The Salt Lake County Health Department conducts abatement of homeless camps in areas that are requested by municipalities and are linked to public complaint. The Fleet Block area was abated in September and is back on the county list for a future clean up.

FOX 13 reached out to the Salt Lake City Mayor’s Office to address the future of the Fleet Block building and property.

They responded with the following statement:

“Throughout the past year we've heard from the community on the future of the Fleet Block, and the evolution of the area has been a discussion in City Hall for over a decade. While the City Council continues to consider rezoning for the area, in 2021 the City will release a Request for Information to engage the community in imagining the possibilities for transitioning the Fleet Block into a community asset with gathering space, green space, and access to opportunity, including living-wage jobs and affordable housing.While we work through that public process, we are committed to the needs of the neighborhood, which include the ability to access clean, safe public spaces for all, and providing outreach and resources to individuals experiencing homelesness in the area. Our Community Commitment Program has been successful at providing resources to and engaging our homeless neighbors, including 48 accepted offers of shelter or detox placement. Within the next month, we plan to bring the CCP to the Fleet Block area and are hopeful it will continue to help provide access to shelter to the people in that area.”

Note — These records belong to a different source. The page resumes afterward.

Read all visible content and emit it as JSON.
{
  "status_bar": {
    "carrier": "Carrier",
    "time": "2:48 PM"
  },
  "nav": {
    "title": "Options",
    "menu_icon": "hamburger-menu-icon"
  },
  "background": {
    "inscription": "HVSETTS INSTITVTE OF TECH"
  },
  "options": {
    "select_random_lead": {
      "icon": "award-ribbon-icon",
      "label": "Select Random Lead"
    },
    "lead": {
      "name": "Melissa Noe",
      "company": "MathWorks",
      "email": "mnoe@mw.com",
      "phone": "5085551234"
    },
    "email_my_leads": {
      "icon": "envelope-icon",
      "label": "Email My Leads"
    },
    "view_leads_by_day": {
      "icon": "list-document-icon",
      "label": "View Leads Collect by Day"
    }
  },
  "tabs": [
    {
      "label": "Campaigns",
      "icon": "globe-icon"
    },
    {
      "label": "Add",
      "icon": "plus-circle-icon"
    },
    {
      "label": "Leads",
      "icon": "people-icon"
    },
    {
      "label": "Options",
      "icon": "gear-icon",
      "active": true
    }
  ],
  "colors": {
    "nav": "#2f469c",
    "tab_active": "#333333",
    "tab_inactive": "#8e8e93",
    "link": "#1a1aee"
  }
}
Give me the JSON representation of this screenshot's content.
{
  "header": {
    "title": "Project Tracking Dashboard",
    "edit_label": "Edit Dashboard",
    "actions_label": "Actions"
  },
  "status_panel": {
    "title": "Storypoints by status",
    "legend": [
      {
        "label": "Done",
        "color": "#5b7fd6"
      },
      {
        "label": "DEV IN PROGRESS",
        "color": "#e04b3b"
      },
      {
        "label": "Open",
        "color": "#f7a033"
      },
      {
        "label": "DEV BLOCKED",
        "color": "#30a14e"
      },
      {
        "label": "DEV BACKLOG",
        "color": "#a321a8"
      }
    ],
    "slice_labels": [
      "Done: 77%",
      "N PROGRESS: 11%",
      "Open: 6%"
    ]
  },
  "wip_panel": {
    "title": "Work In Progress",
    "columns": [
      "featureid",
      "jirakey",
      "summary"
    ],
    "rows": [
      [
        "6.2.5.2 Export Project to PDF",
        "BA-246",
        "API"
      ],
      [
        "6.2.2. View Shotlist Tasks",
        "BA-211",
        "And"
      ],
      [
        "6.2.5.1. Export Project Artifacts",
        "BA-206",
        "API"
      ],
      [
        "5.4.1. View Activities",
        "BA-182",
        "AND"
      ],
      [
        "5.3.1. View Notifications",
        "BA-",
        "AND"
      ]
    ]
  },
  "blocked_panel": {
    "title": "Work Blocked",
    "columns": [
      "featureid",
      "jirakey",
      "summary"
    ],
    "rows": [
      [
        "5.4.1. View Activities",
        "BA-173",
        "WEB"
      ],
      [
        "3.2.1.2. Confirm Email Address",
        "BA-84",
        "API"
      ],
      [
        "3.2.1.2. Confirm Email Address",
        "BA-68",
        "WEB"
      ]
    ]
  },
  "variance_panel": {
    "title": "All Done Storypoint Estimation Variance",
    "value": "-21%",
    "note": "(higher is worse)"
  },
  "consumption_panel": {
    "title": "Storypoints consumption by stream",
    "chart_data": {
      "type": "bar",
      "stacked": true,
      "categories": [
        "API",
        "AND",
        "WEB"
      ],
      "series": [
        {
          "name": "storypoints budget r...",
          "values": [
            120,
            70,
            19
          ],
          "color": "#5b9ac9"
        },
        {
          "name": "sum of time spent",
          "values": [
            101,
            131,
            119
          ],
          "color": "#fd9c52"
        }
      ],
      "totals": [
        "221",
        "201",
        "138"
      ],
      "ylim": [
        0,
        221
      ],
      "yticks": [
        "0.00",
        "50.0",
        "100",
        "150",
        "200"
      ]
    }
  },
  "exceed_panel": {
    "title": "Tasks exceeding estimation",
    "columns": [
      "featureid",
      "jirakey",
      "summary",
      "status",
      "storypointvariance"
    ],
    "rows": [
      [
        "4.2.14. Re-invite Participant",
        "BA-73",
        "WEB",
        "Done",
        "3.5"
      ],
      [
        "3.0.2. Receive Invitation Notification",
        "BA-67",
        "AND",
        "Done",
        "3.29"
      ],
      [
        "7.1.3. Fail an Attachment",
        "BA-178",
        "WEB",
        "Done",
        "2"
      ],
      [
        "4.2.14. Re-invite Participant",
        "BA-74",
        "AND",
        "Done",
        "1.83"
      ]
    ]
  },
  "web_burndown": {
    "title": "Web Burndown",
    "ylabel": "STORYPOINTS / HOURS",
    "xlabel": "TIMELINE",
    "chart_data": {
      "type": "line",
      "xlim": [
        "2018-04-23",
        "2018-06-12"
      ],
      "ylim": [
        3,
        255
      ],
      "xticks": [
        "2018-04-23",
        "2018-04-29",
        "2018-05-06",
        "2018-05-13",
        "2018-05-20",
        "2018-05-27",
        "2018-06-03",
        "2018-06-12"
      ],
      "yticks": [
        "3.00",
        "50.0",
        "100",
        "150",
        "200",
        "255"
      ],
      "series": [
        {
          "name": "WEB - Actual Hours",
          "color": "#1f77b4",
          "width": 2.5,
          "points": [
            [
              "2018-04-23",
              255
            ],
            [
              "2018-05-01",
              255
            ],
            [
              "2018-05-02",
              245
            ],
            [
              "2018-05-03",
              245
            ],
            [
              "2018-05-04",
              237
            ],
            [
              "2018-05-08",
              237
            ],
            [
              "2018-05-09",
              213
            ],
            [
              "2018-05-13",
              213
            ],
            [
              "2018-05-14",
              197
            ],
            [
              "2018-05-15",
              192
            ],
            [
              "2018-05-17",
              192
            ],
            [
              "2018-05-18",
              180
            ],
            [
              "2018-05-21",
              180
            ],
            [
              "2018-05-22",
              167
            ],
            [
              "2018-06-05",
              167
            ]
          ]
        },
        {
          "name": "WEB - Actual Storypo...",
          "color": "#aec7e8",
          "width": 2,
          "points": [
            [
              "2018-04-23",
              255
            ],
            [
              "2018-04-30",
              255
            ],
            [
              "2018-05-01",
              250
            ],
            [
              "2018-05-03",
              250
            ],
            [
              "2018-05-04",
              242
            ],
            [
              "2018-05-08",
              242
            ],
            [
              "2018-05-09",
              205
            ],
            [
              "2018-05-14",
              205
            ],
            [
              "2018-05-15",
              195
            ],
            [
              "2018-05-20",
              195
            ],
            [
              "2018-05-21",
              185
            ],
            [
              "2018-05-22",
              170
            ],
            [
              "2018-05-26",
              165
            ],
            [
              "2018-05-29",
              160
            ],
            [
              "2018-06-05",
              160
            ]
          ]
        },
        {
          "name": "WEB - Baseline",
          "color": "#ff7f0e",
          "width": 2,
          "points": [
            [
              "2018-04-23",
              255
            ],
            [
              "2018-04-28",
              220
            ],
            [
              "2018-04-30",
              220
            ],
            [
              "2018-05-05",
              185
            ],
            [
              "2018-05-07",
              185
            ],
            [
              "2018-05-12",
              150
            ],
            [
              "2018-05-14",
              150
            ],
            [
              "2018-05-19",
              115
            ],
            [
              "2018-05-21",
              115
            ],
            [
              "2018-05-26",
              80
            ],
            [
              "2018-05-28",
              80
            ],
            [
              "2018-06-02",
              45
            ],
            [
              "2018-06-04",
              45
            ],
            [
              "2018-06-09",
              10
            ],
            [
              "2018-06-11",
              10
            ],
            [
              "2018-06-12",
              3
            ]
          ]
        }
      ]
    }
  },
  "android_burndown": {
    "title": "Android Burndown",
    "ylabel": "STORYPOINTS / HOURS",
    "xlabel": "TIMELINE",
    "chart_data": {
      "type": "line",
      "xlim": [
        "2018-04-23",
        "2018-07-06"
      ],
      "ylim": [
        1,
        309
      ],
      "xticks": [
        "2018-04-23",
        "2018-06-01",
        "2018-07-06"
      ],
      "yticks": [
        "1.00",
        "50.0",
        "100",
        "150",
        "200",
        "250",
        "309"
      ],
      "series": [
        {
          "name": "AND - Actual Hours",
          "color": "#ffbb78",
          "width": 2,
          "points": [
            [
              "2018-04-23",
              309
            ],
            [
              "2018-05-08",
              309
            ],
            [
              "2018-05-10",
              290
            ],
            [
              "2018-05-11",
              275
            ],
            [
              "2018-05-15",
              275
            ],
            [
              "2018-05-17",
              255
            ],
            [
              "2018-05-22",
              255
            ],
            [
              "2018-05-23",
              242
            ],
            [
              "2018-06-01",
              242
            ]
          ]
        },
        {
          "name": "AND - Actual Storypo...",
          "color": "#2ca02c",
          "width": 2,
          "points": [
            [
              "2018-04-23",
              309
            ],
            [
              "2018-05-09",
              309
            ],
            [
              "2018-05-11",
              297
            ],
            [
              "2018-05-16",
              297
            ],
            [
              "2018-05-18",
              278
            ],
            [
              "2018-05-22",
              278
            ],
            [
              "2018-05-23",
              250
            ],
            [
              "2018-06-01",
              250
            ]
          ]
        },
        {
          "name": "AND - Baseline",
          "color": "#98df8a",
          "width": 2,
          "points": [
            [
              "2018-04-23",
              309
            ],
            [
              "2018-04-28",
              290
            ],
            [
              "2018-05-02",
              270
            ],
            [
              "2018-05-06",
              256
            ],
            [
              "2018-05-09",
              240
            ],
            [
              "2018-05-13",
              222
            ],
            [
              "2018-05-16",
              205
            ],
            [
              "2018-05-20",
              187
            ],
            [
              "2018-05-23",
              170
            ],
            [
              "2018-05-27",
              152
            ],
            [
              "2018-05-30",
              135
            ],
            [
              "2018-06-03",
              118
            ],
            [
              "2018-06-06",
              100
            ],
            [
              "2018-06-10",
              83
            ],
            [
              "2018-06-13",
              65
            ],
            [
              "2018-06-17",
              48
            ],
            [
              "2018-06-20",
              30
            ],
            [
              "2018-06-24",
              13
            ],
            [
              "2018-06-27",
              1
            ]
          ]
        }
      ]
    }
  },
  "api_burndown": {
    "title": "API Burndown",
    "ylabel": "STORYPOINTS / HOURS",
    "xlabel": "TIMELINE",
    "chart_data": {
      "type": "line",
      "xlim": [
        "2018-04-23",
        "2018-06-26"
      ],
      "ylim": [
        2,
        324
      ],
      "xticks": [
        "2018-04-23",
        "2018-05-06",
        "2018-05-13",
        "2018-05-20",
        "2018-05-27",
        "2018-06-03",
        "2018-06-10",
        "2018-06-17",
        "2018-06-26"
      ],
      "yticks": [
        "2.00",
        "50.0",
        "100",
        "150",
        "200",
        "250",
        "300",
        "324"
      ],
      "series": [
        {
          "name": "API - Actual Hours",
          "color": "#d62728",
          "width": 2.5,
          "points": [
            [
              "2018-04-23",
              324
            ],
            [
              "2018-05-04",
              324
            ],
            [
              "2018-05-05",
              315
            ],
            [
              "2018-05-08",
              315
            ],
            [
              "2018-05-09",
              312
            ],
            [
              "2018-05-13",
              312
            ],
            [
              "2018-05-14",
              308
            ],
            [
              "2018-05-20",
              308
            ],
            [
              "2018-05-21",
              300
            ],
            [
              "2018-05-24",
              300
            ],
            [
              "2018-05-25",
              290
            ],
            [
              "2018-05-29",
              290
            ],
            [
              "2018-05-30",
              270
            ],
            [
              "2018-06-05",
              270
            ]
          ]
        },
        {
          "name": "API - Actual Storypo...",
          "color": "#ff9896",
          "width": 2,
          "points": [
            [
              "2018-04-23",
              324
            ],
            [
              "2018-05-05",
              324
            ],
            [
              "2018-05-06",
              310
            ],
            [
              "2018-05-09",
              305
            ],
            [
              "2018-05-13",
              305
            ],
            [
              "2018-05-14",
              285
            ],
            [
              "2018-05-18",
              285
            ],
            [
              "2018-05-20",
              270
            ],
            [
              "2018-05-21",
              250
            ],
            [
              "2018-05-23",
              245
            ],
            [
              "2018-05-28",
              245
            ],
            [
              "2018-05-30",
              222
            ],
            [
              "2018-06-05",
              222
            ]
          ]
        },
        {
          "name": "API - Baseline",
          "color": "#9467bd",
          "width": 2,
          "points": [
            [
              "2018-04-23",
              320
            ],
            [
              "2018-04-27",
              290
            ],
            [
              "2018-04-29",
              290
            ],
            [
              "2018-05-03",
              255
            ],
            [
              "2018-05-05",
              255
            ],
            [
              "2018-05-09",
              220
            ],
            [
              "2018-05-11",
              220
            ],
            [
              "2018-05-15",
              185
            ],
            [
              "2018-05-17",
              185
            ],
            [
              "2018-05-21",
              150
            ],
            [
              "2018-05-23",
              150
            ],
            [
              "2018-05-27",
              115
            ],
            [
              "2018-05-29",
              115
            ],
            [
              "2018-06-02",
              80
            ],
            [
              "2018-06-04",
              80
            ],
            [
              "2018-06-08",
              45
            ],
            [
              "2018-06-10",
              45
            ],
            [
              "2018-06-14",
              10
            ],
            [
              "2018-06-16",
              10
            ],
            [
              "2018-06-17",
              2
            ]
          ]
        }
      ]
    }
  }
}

“I understand that it’s city property, and the city needs to own that property and step up and enforce no trespassing rules, and they’re not doing anything about it,” Dwyer said. “These are real economic impacts to us at this point, and that’s my biggest concern ... getting this sort of problem addressed in some way, I mean, people cannot live freely on the street in a way that’s threatening to our customers and our neighborhood.”